WHAT IS NEEDED:
Each record below should be set down exactly.

INPUT DATA:
>>

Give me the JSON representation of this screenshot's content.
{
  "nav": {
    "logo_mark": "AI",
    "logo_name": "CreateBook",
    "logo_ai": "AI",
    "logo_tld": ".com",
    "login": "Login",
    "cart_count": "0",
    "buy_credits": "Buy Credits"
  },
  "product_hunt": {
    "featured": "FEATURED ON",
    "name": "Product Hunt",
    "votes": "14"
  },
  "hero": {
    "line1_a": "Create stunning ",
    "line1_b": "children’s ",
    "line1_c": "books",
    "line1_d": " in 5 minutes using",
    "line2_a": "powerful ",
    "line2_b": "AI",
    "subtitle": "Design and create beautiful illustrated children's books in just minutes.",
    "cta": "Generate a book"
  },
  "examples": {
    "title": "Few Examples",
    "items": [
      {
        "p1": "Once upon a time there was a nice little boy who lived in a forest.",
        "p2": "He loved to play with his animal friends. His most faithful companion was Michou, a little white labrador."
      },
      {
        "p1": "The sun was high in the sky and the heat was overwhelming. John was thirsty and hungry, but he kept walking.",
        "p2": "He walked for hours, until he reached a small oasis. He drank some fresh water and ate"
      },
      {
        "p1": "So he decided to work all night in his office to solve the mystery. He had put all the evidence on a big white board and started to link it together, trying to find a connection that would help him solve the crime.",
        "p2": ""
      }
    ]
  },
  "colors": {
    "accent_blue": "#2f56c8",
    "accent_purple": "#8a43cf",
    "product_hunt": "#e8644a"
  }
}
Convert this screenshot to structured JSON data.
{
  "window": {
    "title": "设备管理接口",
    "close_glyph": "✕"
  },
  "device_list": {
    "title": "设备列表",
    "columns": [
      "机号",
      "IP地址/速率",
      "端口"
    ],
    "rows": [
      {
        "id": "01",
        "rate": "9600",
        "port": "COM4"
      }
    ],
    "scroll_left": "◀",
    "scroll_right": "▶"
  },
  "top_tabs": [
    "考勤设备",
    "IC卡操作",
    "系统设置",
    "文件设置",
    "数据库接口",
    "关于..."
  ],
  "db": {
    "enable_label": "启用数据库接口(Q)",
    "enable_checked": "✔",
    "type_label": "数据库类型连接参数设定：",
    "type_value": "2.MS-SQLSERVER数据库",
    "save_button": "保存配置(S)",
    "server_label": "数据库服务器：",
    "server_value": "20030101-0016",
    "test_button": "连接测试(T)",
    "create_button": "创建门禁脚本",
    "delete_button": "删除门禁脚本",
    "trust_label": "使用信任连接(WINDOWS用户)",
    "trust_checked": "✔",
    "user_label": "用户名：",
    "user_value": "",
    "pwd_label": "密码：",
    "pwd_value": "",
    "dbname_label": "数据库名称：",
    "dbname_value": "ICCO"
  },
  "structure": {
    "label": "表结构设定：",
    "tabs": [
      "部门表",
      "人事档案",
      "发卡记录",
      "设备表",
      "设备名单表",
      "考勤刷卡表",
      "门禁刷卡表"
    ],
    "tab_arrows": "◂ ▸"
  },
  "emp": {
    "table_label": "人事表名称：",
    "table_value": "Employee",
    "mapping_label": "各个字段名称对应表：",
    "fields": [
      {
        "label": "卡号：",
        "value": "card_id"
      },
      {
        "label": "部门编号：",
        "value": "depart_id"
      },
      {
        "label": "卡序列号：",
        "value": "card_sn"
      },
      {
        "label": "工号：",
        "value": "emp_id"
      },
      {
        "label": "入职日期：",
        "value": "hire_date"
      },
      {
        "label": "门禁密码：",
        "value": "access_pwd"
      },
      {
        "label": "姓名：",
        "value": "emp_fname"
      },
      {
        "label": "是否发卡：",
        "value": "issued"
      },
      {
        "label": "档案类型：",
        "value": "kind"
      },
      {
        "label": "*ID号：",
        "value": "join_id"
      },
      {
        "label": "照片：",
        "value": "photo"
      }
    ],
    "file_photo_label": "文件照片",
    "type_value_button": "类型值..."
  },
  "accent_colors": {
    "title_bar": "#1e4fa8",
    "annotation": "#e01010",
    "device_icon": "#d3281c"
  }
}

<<

REPLY:
Give me the JSON representation of this screenshot's content.
{
  "nav": {
    "logo_mark": "AI",
    "logo_name": "CreateBook",
    "logo_ai": "AI",
    "logo_tld": ".com",
    "login": "Login",
    "cart_count": "0",
    "buy_credits": "Buy Credits"
  },
  "product_hunt": {
    "featured": "FEATURED ON",
    "name": "Product Hunt",
    "votes": "14"
  },
  "hero": {
    "line1_a": "Create stunning ",
    "line1_b": "children’s ",
    "line1_c": "books",
    "line1_d": " in 5 minutes using",
    "line2_a": "powerful ",
    "line2_b": "AI",
    "subtitle": "Design and create beautiful illustrated children's books in just minutes.",
    "cta": "Generate a book"
  },
  "examples": {
    "title": "Few Examples",
    "items": [
      {
        "p1": "Once upon a time there was a nice little boy who lived in a forest.",
        "p2": "He loved to play with his animal friends. His most faithful companion was Michou, a little white labrador."
      },
      {
        "p1": "The sun was high in the sky and the heat was overwhelming. John was thirsty and hungry, but he kept walking.",
        "p2": "He walked for hours, until he reached a small oasis. He drank some fresh water and ate"
      },
      {
        "p1": "So he decided to work all night in his office to solve the mystery. He had put all the evidence on a big white board and started to link it together, trying to find a connection that would help him solve the crime.",
        "p2": ""
      }
    ]
  },
  "colors": {
    "accent_blue": "#2f56c8",
    "accent_purple": "#8a43cf",
    "product_hunt": "#e8644a"
  }
}
Convert this screenshot to structured JSON data.
{
  "window": {
    "title": "设备管理接口",
    "close_glyph": "✕"
  },
  "device_list": {
    "title": "设备列表",
    "columns": [
      "机号",
      "IP地址/速率",
      "端口"
    ],
    "rows": [
      {
        "id": "01",
        "rate": "9600",
        "port": "COM4"
      }
    ],
    "scroll_left": "◀",
    "scroll_right": "▶"
  },
  "top_tabs": [
    "考勤设备",
    "IC卡操作",
    "系统设置",
    "文件设置",
    "数据库接口",
    "关于..."
  ],
  "db": {
    "enable_label": "启用数据库接口(Q)",
    "enable_checked": "✔",
    "type_label": "数据库类型连接参数设定：",
    "type_value": "2.MS-SQLSERVER数据库",
    "save_button": "保存配置(S)",
    "server_label": "数据库服务器：",
    "server_value": "20030101-0016",
    "test_button": "连接测试(T)",
    "create_button": "创建门禁脚本",
    "delete_button": "删除门禁脚本",
    "trust_label": "使用信任连接(WINDOWS用户)",
    "trust_checked": "✔",
    "user_label": "用户名：",
    "user_value": "",
    "pwd_label": "密码：",
    "pwd_value": "",
    "dbname_label": "数据库名称：",
    "dbname_value": "ICCO"
  },
  "structure": {
    "label": "表结构设定：",
    "tabs": [
      "部门表",
      "人事档案",
      "发卡记录",
      "设备表",
      "设备名单表",
      "考勤刷卡表",
      "门禁刷卡表"
    ],
    "tab_arrows": "◂ ▸"
  },
  "emp": {
    "table_label": "人事表名称：",
    "table_value": "Employee",
    "mapping_label": "各个字段名称对应表：",
    "fields": [
      {
        "label": "卡号：",
        "value": "card_id"
      },
      {
        "label": "部门编号：",
        "value": "depart_id"
      },
      {
        "label": "卡序列号：",
        "value": "card_sn"
      },
      {
        "label": "工号：",
        "value": "emp_id"
      },
      {
        "label": "入职日期：",
        "value": "hire_date"
      },
      {
        "label": "门禁密码：",
        "value": "access_pwd"
      },
      {
        "label": "姓名：",
        "value": "emp_fname"
      },
      {
        "label": "是否发卡：",
        "value": "issued"
      },
      {
        "label": "档案类型：",
        "value": "kind"
      },
      {
        "label": "*ID号：",
        "value": "join_id"
      },
      {
        "label": "照片：",
        "value": "photo"
      }
    ],
    "file_photo_label": "文件照片",
    "type_value_button": "类型值..."
  },
  "accent_colors": {
    "title_bar": "#1e4fa8",
    "annotation": "#e01010",
    "device_icon": "#d3281c"
  }
}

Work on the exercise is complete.